Professor McCubbins elected as a Fellow of the Society of Empirical Legal Studies
The Society for Empirical Legal Studies is an "international organization of scholars interested in empirical legal studies." Their annual conference was launched in 2006, "in response to the growing level of empirical scholarship in laws schools and elsewhere." Professor Matthew McCubbins is part of the inaugural class of SELS Fellows 2015-2016.
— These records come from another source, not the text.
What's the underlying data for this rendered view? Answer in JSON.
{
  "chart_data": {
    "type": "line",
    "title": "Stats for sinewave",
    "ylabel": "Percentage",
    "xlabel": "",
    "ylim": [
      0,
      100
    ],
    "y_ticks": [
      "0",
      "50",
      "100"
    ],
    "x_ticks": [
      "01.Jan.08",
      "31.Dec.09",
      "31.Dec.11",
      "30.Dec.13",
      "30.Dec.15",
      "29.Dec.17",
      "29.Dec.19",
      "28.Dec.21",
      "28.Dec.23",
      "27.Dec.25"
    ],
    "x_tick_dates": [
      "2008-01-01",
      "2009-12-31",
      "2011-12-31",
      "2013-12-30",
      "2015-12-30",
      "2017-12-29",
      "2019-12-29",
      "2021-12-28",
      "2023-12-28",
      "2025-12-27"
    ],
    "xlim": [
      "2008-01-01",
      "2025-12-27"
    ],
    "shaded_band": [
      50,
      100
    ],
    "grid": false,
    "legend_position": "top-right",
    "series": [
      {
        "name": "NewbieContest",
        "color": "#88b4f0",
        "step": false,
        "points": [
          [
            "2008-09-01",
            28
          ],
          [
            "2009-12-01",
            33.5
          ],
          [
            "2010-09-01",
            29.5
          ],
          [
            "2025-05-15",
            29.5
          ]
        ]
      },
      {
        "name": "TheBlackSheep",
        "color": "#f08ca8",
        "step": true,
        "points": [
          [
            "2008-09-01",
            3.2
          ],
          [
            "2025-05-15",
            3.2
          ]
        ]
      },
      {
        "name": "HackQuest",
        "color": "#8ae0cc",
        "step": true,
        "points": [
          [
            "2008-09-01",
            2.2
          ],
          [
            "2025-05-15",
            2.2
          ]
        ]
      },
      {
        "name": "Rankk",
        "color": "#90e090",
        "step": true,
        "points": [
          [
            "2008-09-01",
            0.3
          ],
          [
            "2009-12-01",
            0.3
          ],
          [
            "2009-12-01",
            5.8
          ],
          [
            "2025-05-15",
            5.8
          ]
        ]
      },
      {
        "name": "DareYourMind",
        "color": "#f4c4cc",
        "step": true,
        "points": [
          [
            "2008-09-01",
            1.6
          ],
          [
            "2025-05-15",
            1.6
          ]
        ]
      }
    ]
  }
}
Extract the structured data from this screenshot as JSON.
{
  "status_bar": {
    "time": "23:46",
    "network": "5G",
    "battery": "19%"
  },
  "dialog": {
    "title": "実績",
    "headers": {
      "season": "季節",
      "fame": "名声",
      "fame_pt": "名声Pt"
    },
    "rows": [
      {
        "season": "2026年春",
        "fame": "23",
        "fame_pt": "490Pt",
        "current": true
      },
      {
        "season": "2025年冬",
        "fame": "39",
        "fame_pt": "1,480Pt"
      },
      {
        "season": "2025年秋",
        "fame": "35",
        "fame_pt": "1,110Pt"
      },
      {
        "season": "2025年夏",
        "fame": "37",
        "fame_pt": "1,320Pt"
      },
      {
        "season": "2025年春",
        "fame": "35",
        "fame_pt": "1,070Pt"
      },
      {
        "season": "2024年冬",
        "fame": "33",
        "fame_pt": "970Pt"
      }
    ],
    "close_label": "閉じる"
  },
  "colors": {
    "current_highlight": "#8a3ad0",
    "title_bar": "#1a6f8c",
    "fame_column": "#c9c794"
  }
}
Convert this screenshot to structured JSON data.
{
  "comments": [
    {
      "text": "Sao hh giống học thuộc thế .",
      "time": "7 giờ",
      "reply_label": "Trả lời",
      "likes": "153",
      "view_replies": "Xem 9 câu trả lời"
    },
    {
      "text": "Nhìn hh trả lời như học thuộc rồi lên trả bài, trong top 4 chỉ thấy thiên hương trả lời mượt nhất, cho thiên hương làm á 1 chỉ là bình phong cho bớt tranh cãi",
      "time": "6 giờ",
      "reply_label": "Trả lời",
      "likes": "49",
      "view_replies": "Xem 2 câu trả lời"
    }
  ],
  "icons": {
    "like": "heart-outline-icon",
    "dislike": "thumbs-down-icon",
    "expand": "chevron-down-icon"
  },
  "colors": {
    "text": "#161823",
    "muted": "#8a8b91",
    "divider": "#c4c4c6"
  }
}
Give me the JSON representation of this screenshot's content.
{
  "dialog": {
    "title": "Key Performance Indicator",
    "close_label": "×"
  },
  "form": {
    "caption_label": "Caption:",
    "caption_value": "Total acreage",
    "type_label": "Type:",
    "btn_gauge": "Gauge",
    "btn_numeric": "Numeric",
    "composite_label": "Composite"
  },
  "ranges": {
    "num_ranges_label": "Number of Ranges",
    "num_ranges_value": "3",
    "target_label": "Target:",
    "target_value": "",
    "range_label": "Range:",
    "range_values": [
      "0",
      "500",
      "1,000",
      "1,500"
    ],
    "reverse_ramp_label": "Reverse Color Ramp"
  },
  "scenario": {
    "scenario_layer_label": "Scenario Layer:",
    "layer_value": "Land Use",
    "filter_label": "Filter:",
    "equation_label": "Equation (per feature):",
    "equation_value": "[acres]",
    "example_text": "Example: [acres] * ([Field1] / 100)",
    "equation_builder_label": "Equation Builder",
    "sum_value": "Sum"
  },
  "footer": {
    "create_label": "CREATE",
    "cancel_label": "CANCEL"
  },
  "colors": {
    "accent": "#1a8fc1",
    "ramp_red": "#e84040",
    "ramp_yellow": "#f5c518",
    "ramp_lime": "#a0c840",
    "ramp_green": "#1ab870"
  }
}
McCubbins is perhaps best known for the argument that legislative majorities, whether they be the dominant legislative party or a coalition parties governments (even supported minority coalitions) usurp the power resident in the legislature for their own purposes. Within busy legislatures, legislation is controlled as a consequence of a party or coalition of parties capturing control of key legislative assets, such as congressional committee in the US Congress, which because of the rules have blocking (or veto power) and thus serve as a gateway (or gate) to discussion of a bill by the full plenum. The legislative process is replete with gates that are both subtle and gross. All other powers to set the agenda arise as a consequence of creating and controlling the legislative process.